# To do
Gather all lines from the material that contain "this".

# Provided entries

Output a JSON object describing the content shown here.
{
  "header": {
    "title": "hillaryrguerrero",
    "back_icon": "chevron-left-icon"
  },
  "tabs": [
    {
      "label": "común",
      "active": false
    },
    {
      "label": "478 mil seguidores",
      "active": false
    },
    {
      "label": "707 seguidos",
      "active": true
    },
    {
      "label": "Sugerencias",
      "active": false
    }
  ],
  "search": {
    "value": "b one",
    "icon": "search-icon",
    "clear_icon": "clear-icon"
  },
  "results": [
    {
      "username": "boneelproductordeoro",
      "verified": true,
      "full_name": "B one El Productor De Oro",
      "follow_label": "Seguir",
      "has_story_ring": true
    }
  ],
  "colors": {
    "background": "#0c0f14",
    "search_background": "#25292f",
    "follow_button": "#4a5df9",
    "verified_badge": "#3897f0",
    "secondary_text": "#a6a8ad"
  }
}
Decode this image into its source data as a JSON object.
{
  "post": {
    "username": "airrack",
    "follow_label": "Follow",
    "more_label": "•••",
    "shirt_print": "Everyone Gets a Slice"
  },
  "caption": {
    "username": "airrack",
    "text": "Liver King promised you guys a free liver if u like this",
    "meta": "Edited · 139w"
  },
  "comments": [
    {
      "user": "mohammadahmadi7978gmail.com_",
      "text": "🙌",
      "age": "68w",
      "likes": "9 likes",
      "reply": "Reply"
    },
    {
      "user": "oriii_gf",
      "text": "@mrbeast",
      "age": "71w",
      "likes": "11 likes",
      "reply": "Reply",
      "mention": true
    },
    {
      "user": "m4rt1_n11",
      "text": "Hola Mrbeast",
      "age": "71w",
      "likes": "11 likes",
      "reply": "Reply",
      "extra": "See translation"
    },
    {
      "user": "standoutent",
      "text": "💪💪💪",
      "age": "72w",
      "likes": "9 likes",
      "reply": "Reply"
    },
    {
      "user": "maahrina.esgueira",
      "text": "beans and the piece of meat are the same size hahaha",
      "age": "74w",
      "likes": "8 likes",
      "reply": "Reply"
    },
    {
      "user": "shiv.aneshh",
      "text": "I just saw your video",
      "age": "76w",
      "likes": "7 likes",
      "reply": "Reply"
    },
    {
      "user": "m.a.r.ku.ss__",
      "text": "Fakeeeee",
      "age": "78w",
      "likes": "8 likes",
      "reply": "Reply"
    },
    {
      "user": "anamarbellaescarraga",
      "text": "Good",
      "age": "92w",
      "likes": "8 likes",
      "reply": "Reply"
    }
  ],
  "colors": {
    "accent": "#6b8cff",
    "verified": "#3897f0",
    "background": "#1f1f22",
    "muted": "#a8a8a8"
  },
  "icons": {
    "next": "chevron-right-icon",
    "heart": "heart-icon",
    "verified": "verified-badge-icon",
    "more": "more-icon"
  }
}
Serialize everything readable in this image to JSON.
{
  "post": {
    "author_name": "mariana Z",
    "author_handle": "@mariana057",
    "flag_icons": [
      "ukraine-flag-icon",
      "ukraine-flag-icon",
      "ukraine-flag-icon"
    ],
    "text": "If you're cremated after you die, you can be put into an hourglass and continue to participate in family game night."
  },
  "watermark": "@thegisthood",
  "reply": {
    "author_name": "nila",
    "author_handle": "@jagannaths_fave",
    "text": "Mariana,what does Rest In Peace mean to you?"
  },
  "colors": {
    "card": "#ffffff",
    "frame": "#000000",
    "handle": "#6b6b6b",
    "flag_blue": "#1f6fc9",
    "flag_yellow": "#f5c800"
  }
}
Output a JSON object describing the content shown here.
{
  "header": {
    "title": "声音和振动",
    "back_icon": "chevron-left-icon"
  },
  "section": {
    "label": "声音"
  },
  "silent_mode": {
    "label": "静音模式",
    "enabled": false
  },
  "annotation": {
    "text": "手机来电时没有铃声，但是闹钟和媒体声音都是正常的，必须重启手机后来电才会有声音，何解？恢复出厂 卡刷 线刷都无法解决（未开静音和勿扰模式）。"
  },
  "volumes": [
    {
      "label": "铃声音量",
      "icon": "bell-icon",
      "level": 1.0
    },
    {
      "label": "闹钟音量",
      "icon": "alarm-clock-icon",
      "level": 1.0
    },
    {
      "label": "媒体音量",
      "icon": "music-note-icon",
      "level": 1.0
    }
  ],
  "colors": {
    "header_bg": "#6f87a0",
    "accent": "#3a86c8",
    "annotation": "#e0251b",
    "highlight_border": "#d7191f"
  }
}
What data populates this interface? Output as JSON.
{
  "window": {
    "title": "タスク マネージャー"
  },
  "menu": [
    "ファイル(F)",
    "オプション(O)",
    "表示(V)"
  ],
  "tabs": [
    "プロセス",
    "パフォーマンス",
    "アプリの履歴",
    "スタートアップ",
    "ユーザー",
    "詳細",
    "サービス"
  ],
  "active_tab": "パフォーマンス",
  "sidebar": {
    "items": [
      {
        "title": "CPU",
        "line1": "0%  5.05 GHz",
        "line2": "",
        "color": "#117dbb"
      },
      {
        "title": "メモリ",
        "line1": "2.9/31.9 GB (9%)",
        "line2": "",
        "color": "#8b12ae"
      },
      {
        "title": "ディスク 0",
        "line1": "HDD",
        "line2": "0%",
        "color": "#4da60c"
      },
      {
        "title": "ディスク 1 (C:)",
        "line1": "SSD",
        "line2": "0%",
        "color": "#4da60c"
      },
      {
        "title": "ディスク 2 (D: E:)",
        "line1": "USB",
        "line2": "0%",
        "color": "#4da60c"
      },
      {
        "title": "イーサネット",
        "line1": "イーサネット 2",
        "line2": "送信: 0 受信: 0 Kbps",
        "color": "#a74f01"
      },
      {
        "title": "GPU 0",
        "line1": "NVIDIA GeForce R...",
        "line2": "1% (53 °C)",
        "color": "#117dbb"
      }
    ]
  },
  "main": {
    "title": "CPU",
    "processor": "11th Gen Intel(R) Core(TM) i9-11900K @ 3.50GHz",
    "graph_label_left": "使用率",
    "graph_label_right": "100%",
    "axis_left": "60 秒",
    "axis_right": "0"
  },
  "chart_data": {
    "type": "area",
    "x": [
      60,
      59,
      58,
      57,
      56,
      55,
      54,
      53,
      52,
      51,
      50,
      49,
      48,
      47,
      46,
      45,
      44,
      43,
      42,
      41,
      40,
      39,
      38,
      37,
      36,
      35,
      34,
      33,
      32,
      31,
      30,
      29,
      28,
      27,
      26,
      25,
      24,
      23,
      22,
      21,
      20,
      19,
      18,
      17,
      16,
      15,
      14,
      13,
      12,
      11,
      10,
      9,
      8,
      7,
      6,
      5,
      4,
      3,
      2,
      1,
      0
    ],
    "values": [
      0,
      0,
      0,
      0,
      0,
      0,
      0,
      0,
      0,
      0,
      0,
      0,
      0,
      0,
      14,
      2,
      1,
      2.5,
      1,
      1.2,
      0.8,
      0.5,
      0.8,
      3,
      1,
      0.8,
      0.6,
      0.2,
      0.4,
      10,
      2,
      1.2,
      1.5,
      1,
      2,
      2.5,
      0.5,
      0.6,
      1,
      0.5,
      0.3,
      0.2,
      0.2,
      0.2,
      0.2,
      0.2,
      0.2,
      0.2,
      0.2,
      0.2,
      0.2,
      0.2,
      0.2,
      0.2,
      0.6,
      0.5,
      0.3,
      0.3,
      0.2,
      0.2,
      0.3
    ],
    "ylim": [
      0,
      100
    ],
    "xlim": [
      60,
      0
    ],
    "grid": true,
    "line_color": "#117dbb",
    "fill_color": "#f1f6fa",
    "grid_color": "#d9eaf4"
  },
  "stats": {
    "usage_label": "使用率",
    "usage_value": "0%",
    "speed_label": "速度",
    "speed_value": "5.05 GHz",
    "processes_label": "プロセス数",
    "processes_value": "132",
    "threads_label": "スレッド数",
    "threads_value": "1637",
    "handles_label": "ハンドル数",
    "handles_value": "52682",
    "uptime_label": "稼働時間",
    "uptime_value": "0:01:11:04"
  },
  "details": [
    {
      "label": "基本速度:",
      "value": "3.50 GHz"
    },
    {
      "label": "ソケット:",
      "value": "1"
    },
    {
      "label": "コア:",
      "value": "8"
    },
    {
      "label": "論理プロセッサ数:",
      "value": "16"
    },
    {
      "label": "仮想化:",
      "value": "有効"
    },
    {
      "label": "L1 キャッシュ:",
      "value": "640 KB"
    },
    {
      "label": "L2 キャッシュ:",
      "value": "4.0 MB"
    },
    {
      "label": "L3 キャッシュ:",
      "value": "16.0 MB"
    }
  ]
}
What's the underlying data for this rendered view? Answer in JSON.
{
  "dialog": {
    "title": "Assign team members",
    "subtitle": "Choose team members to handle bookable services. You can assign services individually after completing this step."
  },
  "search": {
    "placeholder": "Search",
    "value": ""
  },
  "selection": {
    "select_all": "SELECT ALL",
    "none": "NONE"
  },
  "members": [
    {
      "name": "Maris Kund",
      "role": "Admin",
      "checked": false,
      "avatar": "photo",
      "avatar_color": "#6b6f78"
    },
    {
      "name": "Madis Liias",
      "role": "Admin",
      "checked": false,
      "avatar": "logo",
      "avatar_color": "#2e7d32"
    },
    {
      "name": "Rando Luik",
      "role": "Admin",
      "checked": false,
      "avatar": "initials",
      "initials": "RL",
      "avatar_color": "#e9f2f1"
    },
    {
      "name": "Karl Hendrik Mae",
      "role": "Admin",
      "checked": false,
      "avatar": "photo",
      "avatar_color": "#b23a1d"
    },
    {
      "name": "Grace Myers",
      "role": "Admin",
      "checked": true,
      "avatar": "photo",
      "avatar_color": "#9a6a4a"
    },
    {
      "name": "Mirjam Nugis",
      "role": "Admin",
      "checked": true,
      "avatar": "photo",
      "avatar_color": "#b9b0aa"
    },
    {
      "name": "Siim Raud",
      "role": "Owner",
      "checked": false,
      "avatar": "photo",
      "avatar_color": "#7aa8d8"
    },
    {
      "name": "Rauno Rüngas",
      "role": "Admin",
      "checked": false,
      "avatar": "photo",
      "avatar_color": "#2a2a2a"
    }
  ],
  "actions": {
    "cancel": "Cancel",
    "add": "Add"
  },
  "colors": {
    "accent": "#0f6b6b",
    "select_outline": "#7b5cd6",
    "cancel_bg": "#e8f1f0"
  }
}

# The answer
Decode this image into its source data as a JSON object.
    "text": "Liver King promised you guys a free liver if u like this",
Serialize everything readable in this image to JSON.
What data populates this interface? Output as JSON.
What's the underlying data for this rendered view? Answer in JSON.
    "subtitle": "Choose team members to handle bookable services. You can assign services individually after completing this step."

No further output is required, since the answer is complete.